— WHAT THE TASK REQUIRES —
Every line of the material below in which "segments" shows up is to be located and copied.

----------------

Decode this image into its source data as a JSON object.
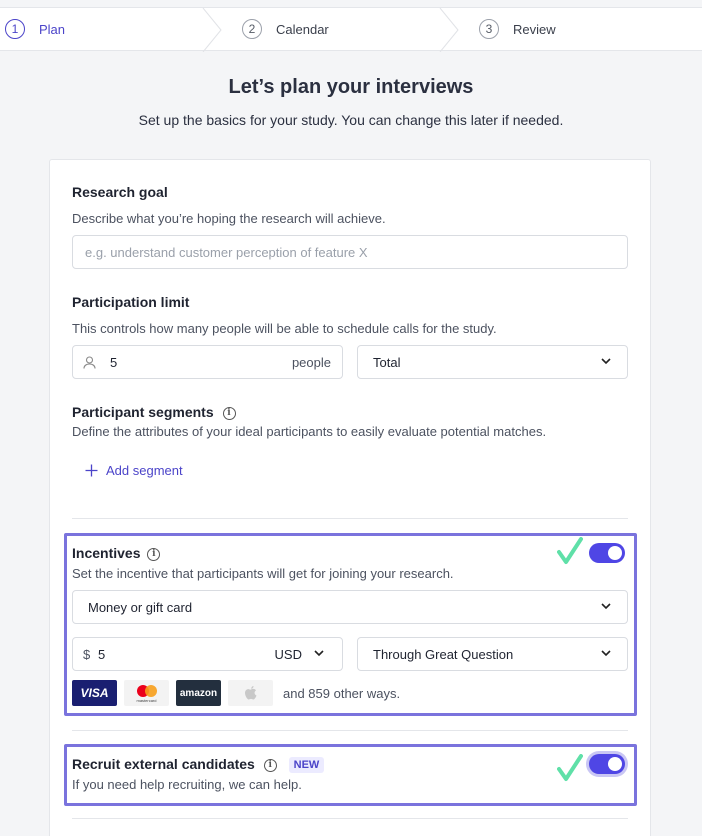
{
  "stepper": {
    "steps": [
      {
        "num": "1",
        "label": "Plan"
      },
      {
        "num": "2",
        "label": "Calendar"
      },
      {
        "num": "3",
        "label": "Review"
      }
    ]
  },
  "header": {
    "title": "Let’s plan your interviews",
    "subtitle": "Set up the basics for your study. You can change this later if needed."
  },
  "research_goal": {
    "label": "Research goal",
    "description": "Describe what you’re hoping the research will achieve.",
    "placeholder": "e.g. understand customer perception of feature X"
  },
  "participation_limit": {
    "label": "Participation limit",
    "description": "This controls how many people will be able to schedule calls for the study.",
    "value": "5",
    "unit": "people",
    "scope": "Total"
  },
  "segments": {
    "label": "Participant segments",
    "description": "Define the attributes of your ideal participants to easily evaluate potential matches.",
    "add_label": "Add segment"
  },
  "incentives": {
    "label": "Incentives",
    "description": "Set the incentive that participants will get for joining your research.",
    "type": "Money or gift card",
    "currency_symbol": "$",
    "amount": "5",
    "currency": "USD",
    "method": "Through Great Question",
    "payment_logos": [
      "VISA",
      "mastercard",
      "amazon",
      "apple"
    ],
    "other_ways": "and 859 other ways.",
    "enabled": true
  },
  "recruit": {
    "label": "Recruit external candidates",
    "badge": "NEW",
    "description": "If you need help recruiting, we can help.",
    "enabled": true
  },
  "colors": {
    "accent": "#4f46e5",
    "highlight": "#7a73dd",
    "check": "#5fe0a8"
  }
}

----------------

— OUTPUT —
  "segments": {
    "label": "Participant segments",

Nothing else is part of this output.